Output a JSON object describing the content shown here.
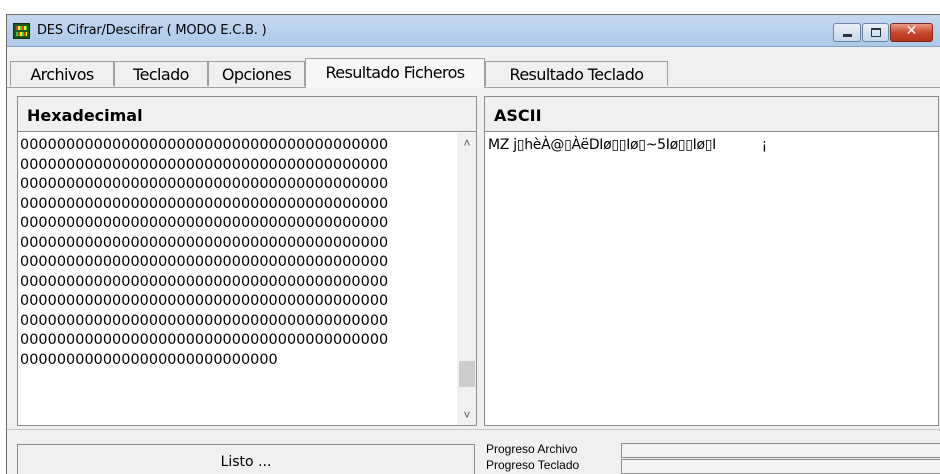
{
  "window": {
    "title": "DES Cifrar/Descifrar ( MODO E.C.B. )",
    "close_glyph": "✕"
  },
  "tabs": [
    {
      "label": "Archivos",
      "active": false
    },
    {
      "label": "Teclado",
      "active": false
    },
    {
      "label": "Opciones",
      "active": false
    },
    {
      "label": "Resultado Ficheros",
      "active": true
    },
    {
      "label": "Resultado Teclado",
      "active": false
    }
  ],
  "hex_pane": {
    "header": "Hexadecimal",
    "lines": [
      "0000000000000000000000000000000000000000",
      "0000000000000000000000000000000000000000",
      "0000000000000000000000000000000000000000",
      "0000000000000000000000000000000000000000",
      "0000000000000000000000000000000000000000",
      "0000000000000000000000000000000000000000",
      "0000000000000000000000000000000000000000",
      "0000000000000000000000000000000000000000",
      "0000000000000000000000000000000000000000",
      "0000000000000000000000000000000000000000",
      "0000000000000000000000000000000000000000",
      "0000000000000000000000000000"
    ],
    "scroll_up_glyph": "˄",
    "scroll_down_glyph": "˅"
  },
  "ascii_pane": {
    "header": "ASCII",
    "text": "MZ j▯hèÀ@▯ÀëDIø▯▯Iø▯~5Iø▯▯Iø▯I           ¡"
  },
  "status": {
    "message": "Listo ...",
    "progress_archivo_label": "Progreso Archivo",
    "progress_teclado_label": "Progreso Teclado",
    "progress_archivo_value": 0,
    "progress_teclado_value": 0
  },
  "colors": {
    "titlebar": "#b9d1ee",
    "close_button": "#c8432a",
    "progress_fill": "#3f9b3f"
  }
}
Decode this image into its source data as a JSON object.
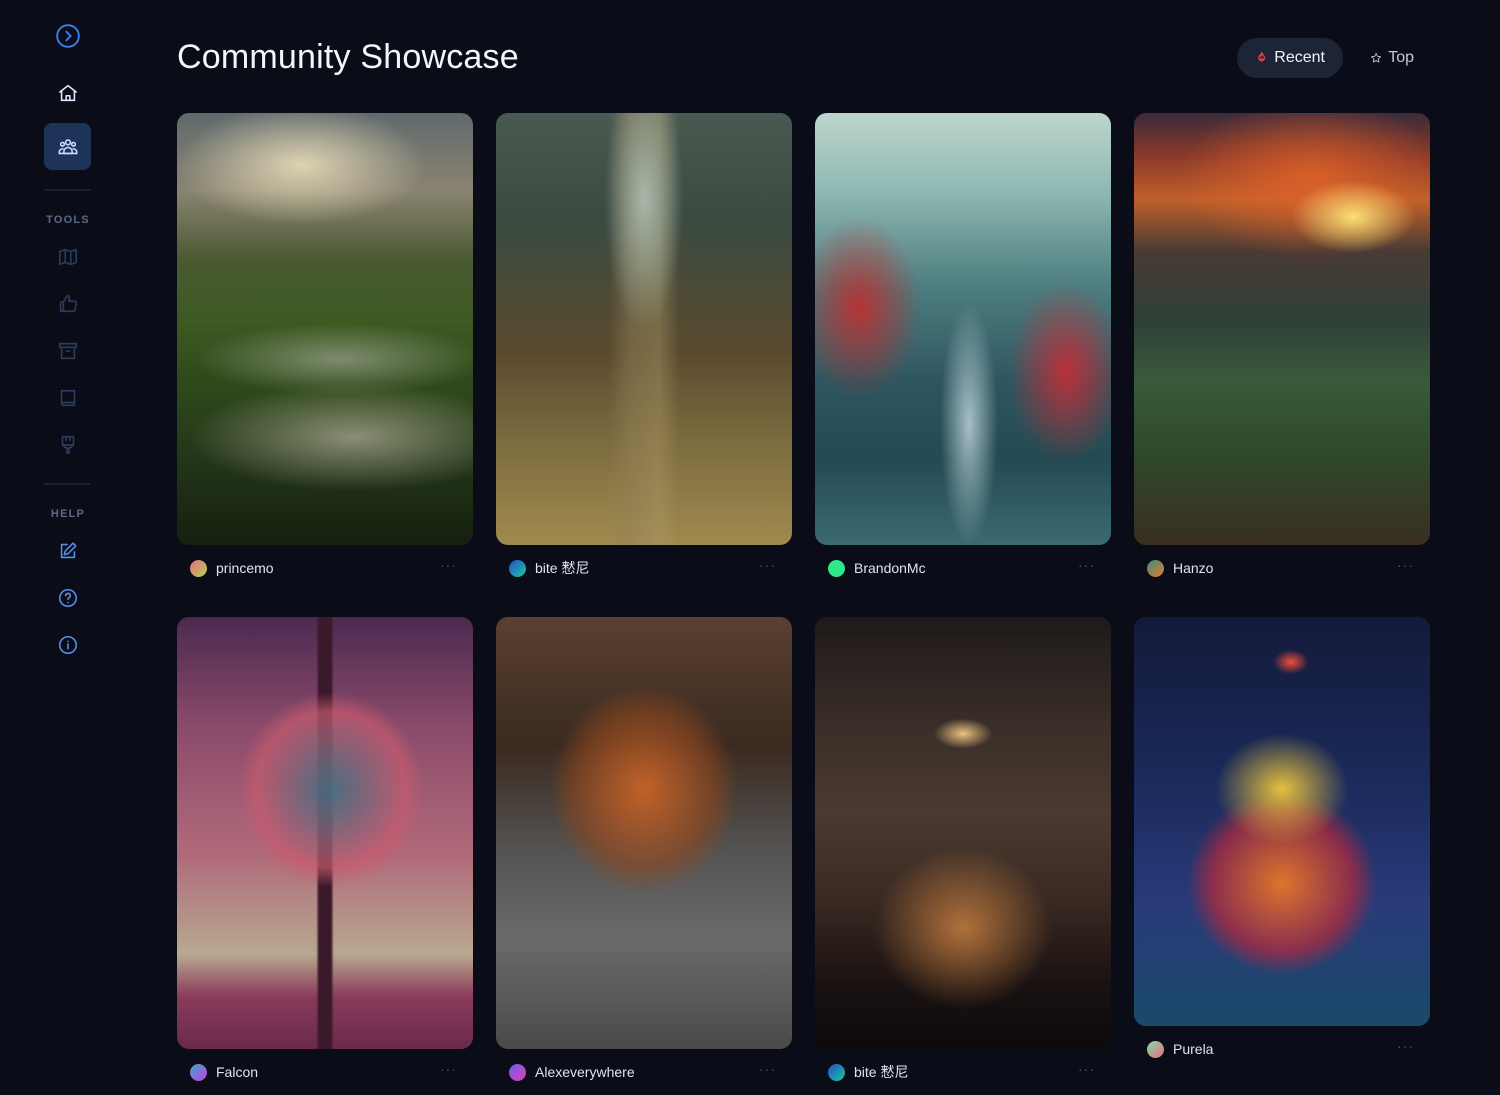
{
  "sidebar": {
    "toggle_icon": "chevron-right-circle-icon",
    "nav": [
      {
        "name": "home",
        "icon": "home-icon",
        "active": false
      },
      {
        "name": "community",
        "icon": "users-icon",
        "active": true
      }
    ],
    "tools_label": "TOOLS",
    "tools": [
      {
        "name": "map",
        "icon": "map-icon"
      },
      {
        "name": "like",
        "icon": "thumbs-up-icon"
      },
      {
        "name": "archive",
        "icon": "archive-icon"
      },
      {
        "name": "book",
        "icon": "book-icon"
      },
      {
        "name": "brush",
        "icon": "brush-icon"
      }
    ],
    "help_label": "HELP",
    "help": [
      {
        "name": "feedback",
        "icon": "edit-icon"
      },
      {
        "name": "faq",
        "icon": "help-circle-icon"
      },
      {
        "name": "about",
        "icon": "info-icon"
      }
    ]
  },
  "header": {
    "title": "Community Showcase",
    "sort": {
      "recent_label": "Recent",
      "recent_icon": "flame-icon",
      "top_label": "Top",
      "top_icon": "star-icon",
      "selected": "Recent"
    }
  },
  "accent": "#3b82f6",
  "cards": [
    {
      "user": "princemo",
      "image": "river valley landscape at sunrise",
      "avatar_colors": [
        "#e86a8a",
        "#b9d24a"
      ]
    },
    {
      "user": "bite 慭尼",
      "image": "steep alley staircase between tall old buildings",
      "avatar_colors": [
        "#1f4fc9",
        "#22c6a0"
      ]
    },
    {
      "user": "BrandonMc",
      "image": "waterfall with red trees and castle",
      "avatar_colors": [
        "#2ee88a",
        "#2ee88a"
      ]
    },
    {
      "user": "Hanzo",
      "image": "mountain valley sunset with river",
      "avatar_colors": [
        "#3f8f7d",
        "#e07a2e"
      ]
    },
    {
      "user": "Falcon",
      "image": "tree made of clouds",
      "avatar_colors": [
        "#3aa8c9",
        "#c440e6"
      ]
    },
    {
      "user": "Alexeverywhere",
      "image": "fox resting in knitted blanket",
      "avatar_colors": [
        "#6a5cf0",
        "#e43fb1"
      ]
    },
    {
      "user": "bite 慭尼",
      "image": "kids reading in cluttered library",
      "avatar_colors": [
        "#1f4fc9",
        "#22c6a0"
      ]
    },
    {
      "user": "Purela",
      "image": "neon colorful monster with goggles",
      "avatar_colors": [
        "#7be0a8",
        "#f36a7a"
      ]
    }
  ],
  "more_label": "···"
}
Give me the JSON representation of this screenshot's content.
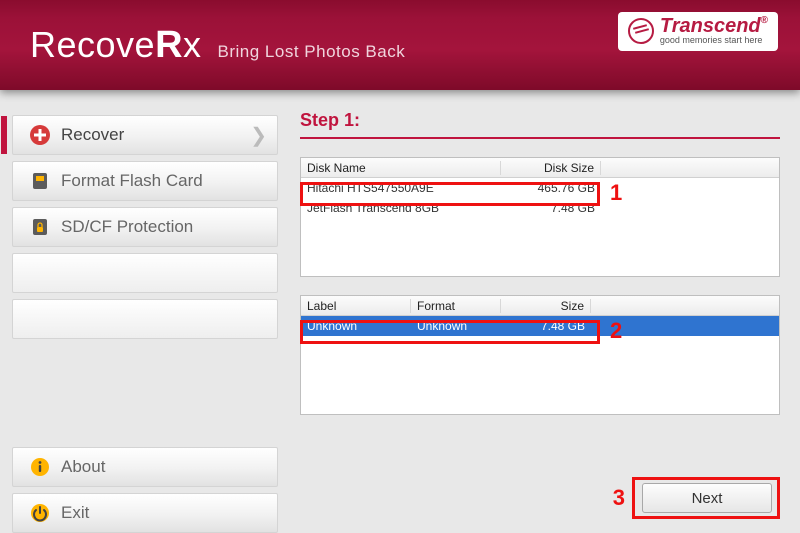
{
  "header": {
    "app_title_a": "Recove",
    "app_title_b": "R",
    "app_title_c": "x",
    "subtitle": "Bring Lost Photos Back",
    "brand_name": "Transcend",
    "brand_tag": "good memories start here"
  },
  "sidebar": {
    "recover": "Recover",
    "format": "Format Flash Card",
    "protect": "SD/CF Protection",
    "about": "About",
    "exit": "Exit"
  },
  "main": {
    "step_title": "Step 1:",
    "disk_headers": {
      "name": "Disk Name",
      "size": "Disk Size"
    },
    "disks": [
      {
        "name": "Hitachi HTS547550A9E",
        "size": "465.76  GB"
      },
      {
        "name": "JetFlash Transcend 8GB",
        "size": "7.48  GB"
      }
    ],
    "partition_headers": {
      "label": "Label",
      "format": "Format",
      "size": "Size"
    },
    "partitions": [
      {
        "label": "Unknown",
        "format": "Unknown",
        "size": "7.48  GB"
      }
    ],
    "next_label": "Next"
  },
  "annotations": {
    "one": "1",
    "two": "2",
    "three": "3"
  }
}
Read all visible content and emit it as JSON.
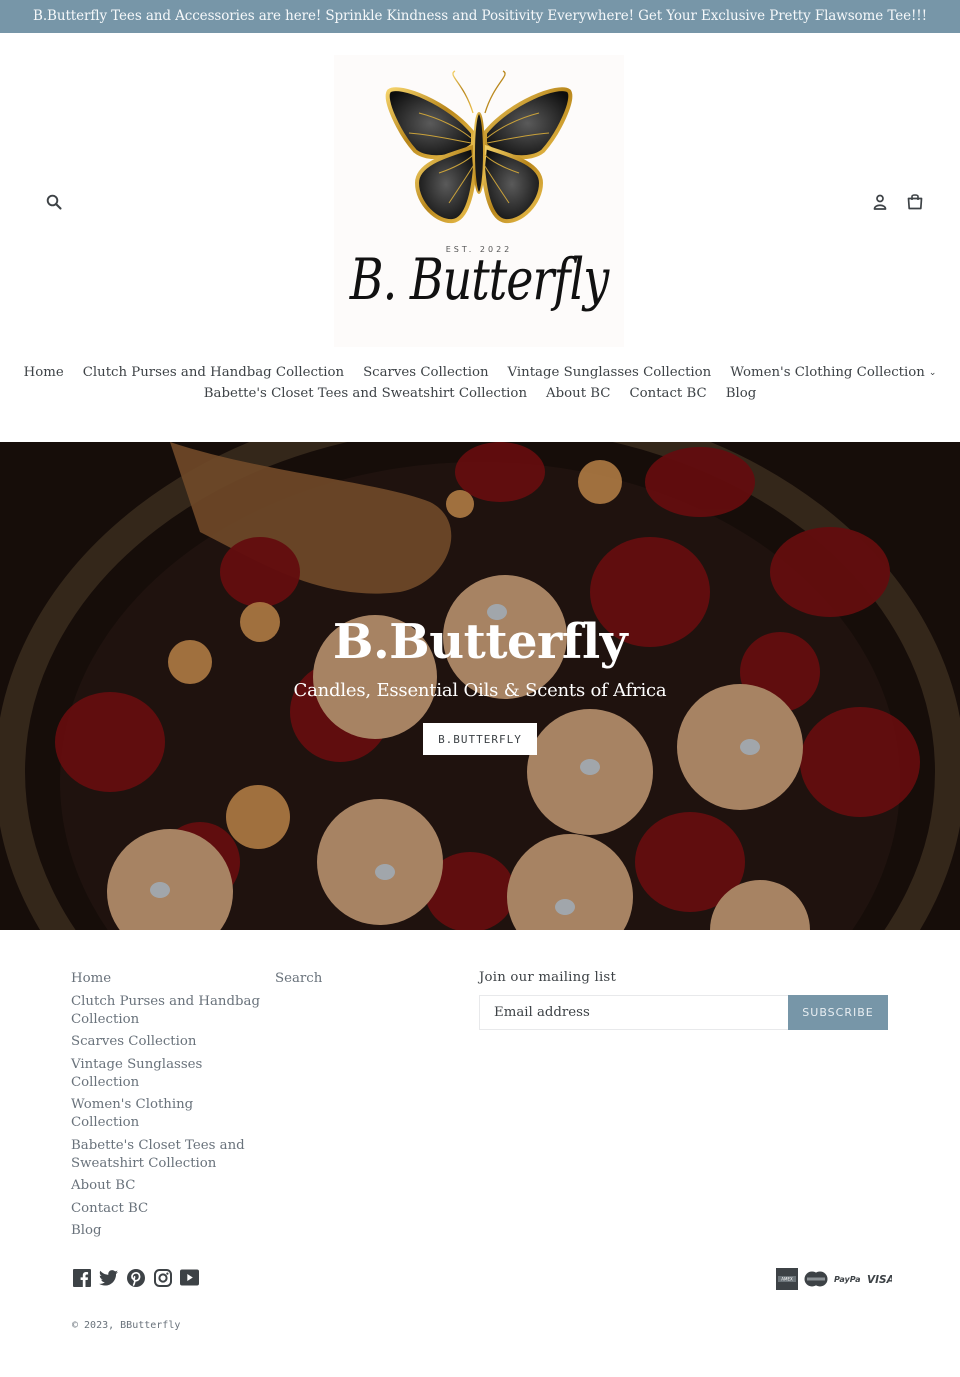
{
  "announcement": "B.Butterfly Tees and Accessories are here! Sprinkle Kindness and Positivity Everywhere! Get Your Exclusive Pretty Flawsome Tee!!!",
  "header": {
    "logo": {
      "est": "EST. 2022",
      "script": "B. Butterfly"
    },
    "icons": {
      "search": "search-icon",
      "account": "user-icon",
      "cart": "shopping-bag-icon"
    }
  },
  "nav": {
    "row1": [
      {
        "label": "Home"
      },
      {
        "label": "Clutch Purses and Handbag Collection"
      },
      {
        "label": "Scarves Collection"
      },
      {
        "label": "Vintage Sunglasses Collection"
      },
      {
        "label": "Women's Clothing Collection",
        "has_dropdown": true
      }
    ],
    "row2": [
      {
        "label": "Babette's Closet Tees and Sweatshirt Collection"
      },
      {
        "label": "About BC"
      },
      {
        "label": "Contact BC"
      },
      {
        "label": "Blog"
      }
    ]
  },
  "hero": {
    "title": "B.Butterfly",
    "subtitle": "Candles, Essential Oils & Scents of Africa",
    "button": "B.BUTTERFLY"
  },
  "footer": {
    "links_main": [
      "Home",
      "Clutch Purses and Handbag Collection",
      "Scarves Collection",
      "Vintage Sunglasses Collection",
      "Women's Clothing Collection",
      "Babette's Closet Tees and Sweatshirt Collection",
      "About BC",
      "Contact BC",
      "Blog"
    ],
    "links_secondary": [
      "Search"
    ],
    "newsletter": {
      "title": "Join our mailing list",
      "placeholder": "Email address",
      "button": "SUBSCRIBE"
    },
    "social": [
      "facebook-icon",
      "twitter-icon",
      "pinterest-icon",
      "instagram-icon",
      "youtube-icon"
    ],
    "payments": [
      "American Express",
      "Mastercard",
      "PayPal",
      "VISA"
    ],
    "copyright": "© 2023, BButterfly"
  },
  "colors": {
    "accent": "#7796a8",
    "text": "#3d4246",
    "muted": "#69727b"
  }
}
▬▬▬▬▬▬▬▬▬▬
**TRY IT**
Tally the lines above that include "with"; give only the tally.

**TASK RESPONSE**
3